The pretty young woman in the red hat was Jeanne Darlaud, an eighteen year old from Limoges who had come to Paris to become a theater performer.  The little girl in the blue hat has not been identified, but the two were not related, as an examination of their facial features makes plain.  When it was finished, the picture became a favorite of Durnad-Ruel, who played a role in the confusion surrounding its subject.  It was apparently Durand-Ruel who first called it Two Sisters, thinking that title would make it more salable than the one Renoir had chosen: Femme au bord de la Seine (Woman by the Seine).   After  it was shown at the Seventh Impressionist exhibition and the critics ridiculed the title as inapt, the dealer changed its title yet again, to On the Terrace.   Georges Lecomte’s assessment was typical: The insinuating and crafty grace of her sly face is accentuated by the malicious obliquity and alarming smile in her eyes.  She has the look of a modern Mona Lisa who knows all about love and seduction and is shamelessly flirting with you.”   Then, as now, hope springs eternal in the male breast.
Confusion also has a long life, it seems.  The Art Institute of Chicago, owner of On the Terrace, has a has produced a video that gives its title as Two Sisters and elaborates their relationship.  Some stories are too good to let go.

For further reading: Renoir's Portraits: Impressions of an Age by Colin B. Bailey, Linda Nochlin, etal, New Haven, Yale University Press: 1998.
Pierre-Auguste Renoir (1841-1919)  - On the Terrace (a/k/a/ Two Sisters), 1871, Art Institute of Chicago.

21 September 2014

Never Lonelier: Gottfried Benn

"Never lonelier than in August:
Hour of plenitude – the countryside
Waving with red and golden tassels,
But where is your pleasure garden?

Soft skies and sparkling lakes,
The healthy sheen of fields,
But where is the pomp and display
Of the empire you represent?

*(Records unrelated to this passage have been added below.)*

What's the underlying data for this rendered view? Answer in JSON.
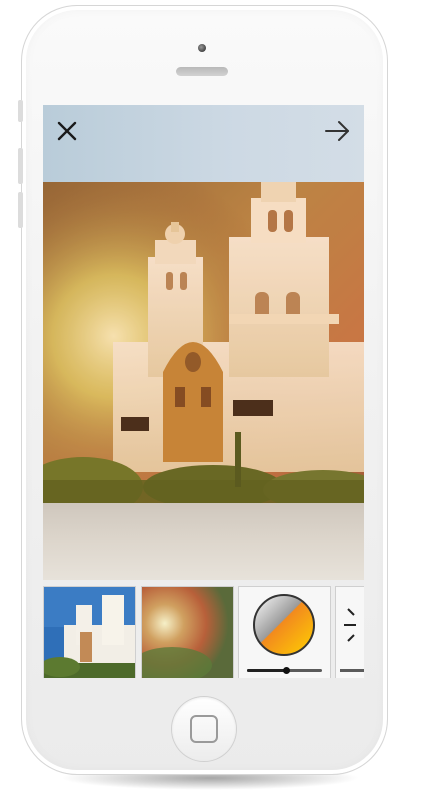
{
  "app": {
    "screen": "photo-filter-editor"
  },
  "toolbar": {
    "close_icon": "close-icon",
    "next_icon": "arrow-right-icon"
  },
  "preview": {
    "subject": "mission-church-photo-with-texture-filter"
  },
  "filter_strip": {
    "items": [
      {
        "icon": "original-photo-thumbnail"
      },
      {
        "icon": "texture-overlay-thumbnail"
      },
      {
        "icon": "color-wheel-icon",
        "slider_level": 0.52
      },
      {
        "icon": "crosshair-adjust-icon"
      }
    ]
  },
  "colors": {
    "phone_body": "#f1f1f1",
    "toolbar_bg": "#c8d6e2",
    "accent_orange": "#f28a1e",
    "accent_yellow": "#ffd200"
  }
}
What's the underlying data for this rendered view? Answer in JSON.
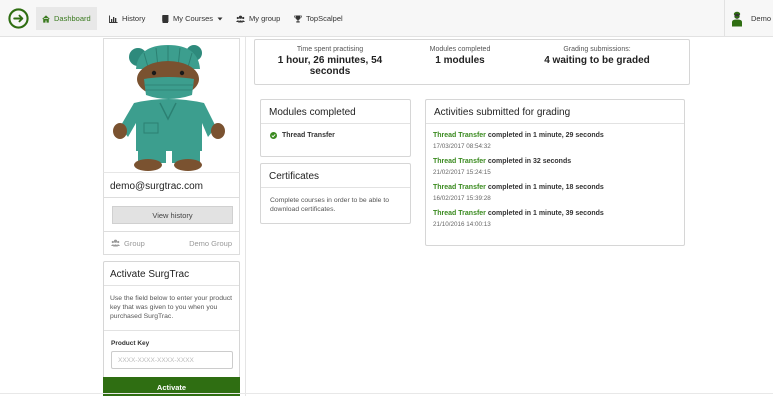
{
  "nav": {
    "items": [
      {
        "label": "Dashboard",
        "icon": "home-icon",
        "active": true
      },
      {
        "label": "History",
        "icon": "bar-chart-icon"
      },
      {
        "label": "My Courses",
        "icon": "book-icon",
        "dropdown": true
      },
      {
        "label": "My group",
        "icon": "group-icon"
      },
      {
        "label": "TopScalpel",
        "icon": "trophy-icon"
      }
    ],
    "user": {
      "name": "Demo",
      "icon": "surgeon-avatar-icon"
    }
  },
  "colors": {
    "accent": "#3a8a1f",
    "activate_button": "#2f6e12"
  },
  "profile": {
    "email": "demo@surgtrac.com",
    "view_history_label": "View history",
    "group_label": "Group",
    "group_value": "Demo Group"
  },
  "activate": {
    "title": "Activate SurgTrac",
    "text": "Use the field below to enter your product key that was given to you when you purchased SurgTrac.",
    "key_label": "Product Key",
    "key_placeholder": "XXXX-XXXX-XXXX-XXXX",
    "button_label": "Activate"
  },
  "stats": [
    {
      "label": "Time spent practising",
      "value": "1 hour, 26 minutes, 54 seconds"
    },
    {
      "label": "Modules completed",
      "value": "1 modules"
    },
    {
      "label": "Grading submissions:",
      "value": "4 waiting to be graded"
    }
  ],
  "modules": {
    "title": "Modules completed",
    "items": [
      "Thread Transfer"
    ]
  },
  "certificates": {
    "title": "Certificates",
    "text": "Complete courses in order to be able to download certificates."
  },
  "grading": {
    "title": "Activities submitted for grading",
    "entries": [
      {
        "activity": "Thread Transfer",
        "text": " completed in 1 minute, 29 seconds",
        "date": "17/03/2017 08:54:32"
      },
      {
        "activity": "Thread Transfer",
        "text": " completed in 32 seconds",
        "date": "21/02/2017 15:24:15"
      },
      {
        "activity": "Thread Transfer",
        "text": " completed in 1 minute, 18 seconds",
        "date": "16/02/2017 15:39:28"
      },
      {
        "activity": "Thread Transfer",
        "text": " completed in 1 minute, 39 seconds",
        "date": "21/10/2016 14:00:13"
      }
    ]
  }
}
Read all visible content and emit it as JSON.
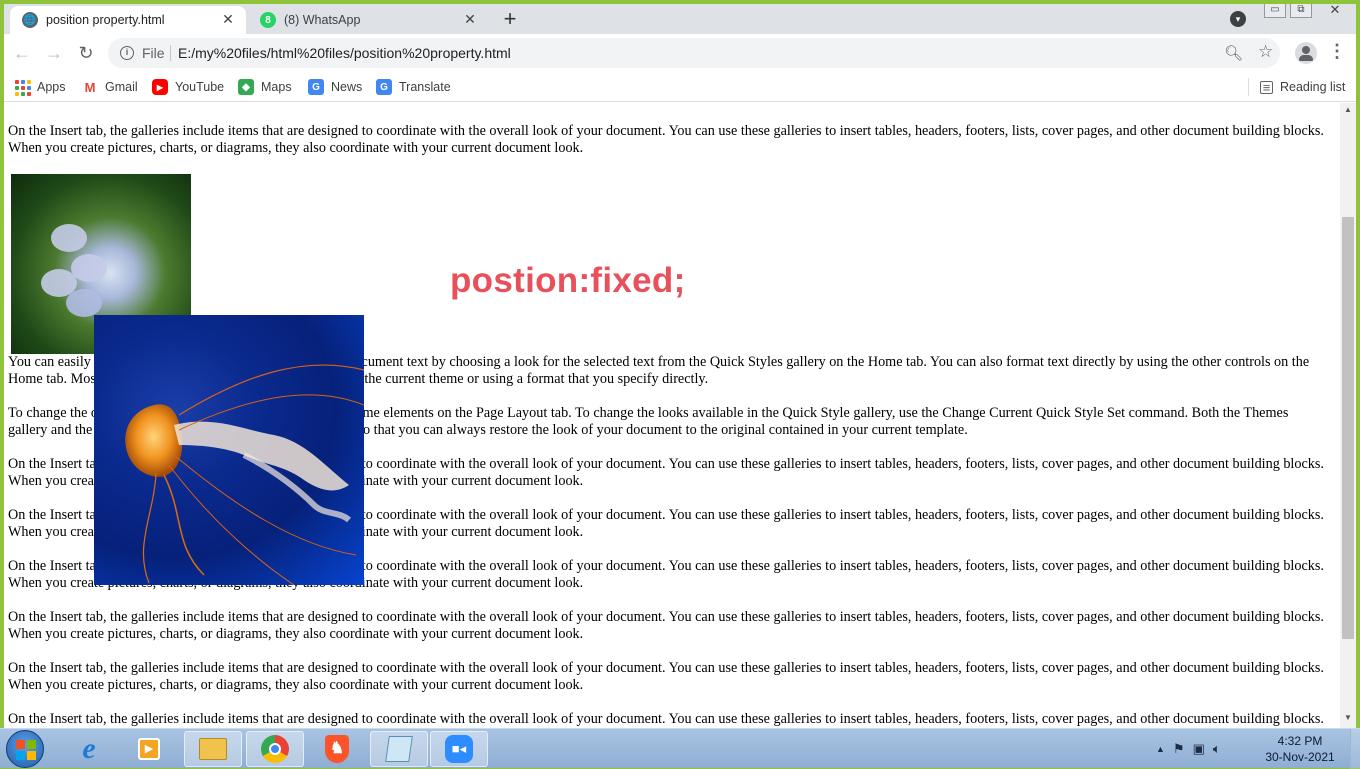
{
  "browser": {
    "tabs": [
      {
        "title": "position property.html",
        "active": true
      },
      {
        "title": "(8) WhatsApp",
        "active": false
      }
    ],
    "url_scheme": "File",
    "url": "E:/my%20files/html%20files/position%20property.html"
  },
  "bookmarks": [
    {
      "label": "Apps",
      "icon": "apps-grid-icon"
    },
    {
      "label": "Gmail",
      "icon": "gmail-icon"
    },
    {
      "label": "YouTube",
      "icon": "youtube-icon"
    },
    {
      "label": "Maps",
      "icon": "maps-icon"
    },
    {
      "label": "News",
      "icon": "news-icon"
    },
    {
      "label": "Translate",
      "icon": "translate-icon"
    }
  ],
  "reading_list": "Reading list",
  "page": {
    "heading": "postion:fixed;",
    "paragraphs": [
      "On the Insert tab, the galleries include items that are designed to coordinate with the overall look of your document. You can use these galleries to insert tables, headers, footers, lists, cover pages, and other document building blocks. When you create pictures, charts, or diagrams, they also coordinate with your current document look.",
      "You can easily change the formatting of selected text in the document text by choosing a look for the selected text from the Quick Styles gallery on the Home tab. You can also format text directly by using the other controls on the Home tab. Most controls offer a choice of using the look from the current theme or using a format that you specify directly.",
      "To change the overall look of your document, choose new Theme elements on the Page Layout tab. To change the looks available in the Quick Style gallery, use the Change Current Quick Style Set command. Both the Themes gallery and the Quick Styles gallery provide reset commands so that you can always restore the look of your document to the original contained in your current template.",
      "On the Insert tab, the galleries include items that are designed to coordinate with the overall look of your document. You can use these galleries to insert tables, headers, footers, lists, cover pages, and other document building blocks. When you create pictures, charts, or diagrams, they also coordinate with your current document look.",
      "On the Insert tab, the galleries include items that are designed to coordinate with the overall look of your document. You can use these galleries to insert tables, headers, footers, lists, cover pages, and other document building blocks. When you create pictures, charts, or diagrams, they also coordinate with your current document look.",
      "On the Insert tab, the galleries include items that are designed to coordinate with the overall look of your document. You can use these galleries to insert tables, headers, footers, lists, cover pages, and other document building blocks. When you create pictures, charts, or diagrams, they also coordinate with your current document look.",
      "On the Insert tab, the galleries include items that are designed to coordinate with the overall look of your document. You can use these galleries to insert tables, headers, footers, lists, cover pages, and other document building blocks. When you create pictures, charts, or diagrams, they also coordinate with your current document look.",
      "On the Insert tab, the galleries include items that are designed to coordinate with the overall look of your document. You can use these galleries to insert tables, headers, footers, lists, cover pages, and other document building blocks. When you create pictures, charts, or diagrams, they also coordinate with your current document look.",
      "On the Insert tab, the galleries include items that are designed to coordinate with the overall look of your document. You can use these galleries to insert tables, headers, footers, lists, cover pages, and other document building blocks. When you create pictures, charts, or diagrams, they also coordinate with your current document look."
    ],
    "heading_color": "#e8505b"
  },
  "taskbar": {
    "pinned": [
      "internet-explorer-icon",
      "media-player-icon",
      "file-explorer-icon",
      "chrome-icon",
      "brave-icon",
      "notepad-icon",
      "zoom-icon"
    ],
    "time": "4:32 PM",
    "date": "30-Nov-2021"
  },
  "colors": {
    "window_frame": "#8fc43a",
    "accent_blue": "#1a73e8"
  }
}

Everything lays claim to happiness,
Swaps glances, swaps rings,
In wine breath, in the intoxication of things,
You serve the counter-happiness, the intellect."

“Never Lonelier” from Impromtus by Gottfried Benn, translated from the German by Michael Hofmann, New York, Farrar, Straus and Giroux: 2013.

When I studied literature in college, the  German writer Gottfried Benn was the author of odd and disturbing short stories, one among several middle European writers (Georg Buchner, Heinrich von Kelist, Ilse Aichinger, Gerd Gaiser) who, taken together painted an unrelievedly dark picture of life.   I still have that collection Great German Short Stories, edited by Stephen Spender.  
Recently, I've been reading, as in picking up and putting down, a new translation of Benn's poetry (who knew?) by the German-born poet Michael Hofmann.  In his introduction Hofmann writes "Benn can scarcely be said to exist in the English-speaking world."    To Hofmann, Gottfried Benn is the most significant German poet of the 20th century after Rilke, and he may be right.  Benn, though, is an entirely different sort  Caught between the highbrow and the lowlife, Benn's first published volume was Morgue and Other Poems (1912), and the selections included in this new collection (Little Aster, Beautiful Youth, Circulation,etc.) are as grisly as you can imagine.  A doctor who specialized in dermatology and venereal diseases, Benn didn't need his stint in the German Army during WWI to view the world through hostile eyes.  That said, his early admiration for the Nazis, based partly on his oppositional bent, was not returned and he lived through WWII in bitter internal exile.
"I would be astonished if anyone were to read them," Benn wrote about his own poems  in 1921, treating himself  as though he were already dead.  The real astonishment in reading a poem like "Never Lonelier" is the thought of how long Benn's work has been away.

Gustav Kampmann, Herbstabend (Autumn Evening,)) 1900, National Gallery of Canada, Ottawa.
Kampmann (1859-1917) was a German artist who committed suicide by slashing his wrists after contracting an eye infection during WWI that made making art a misery.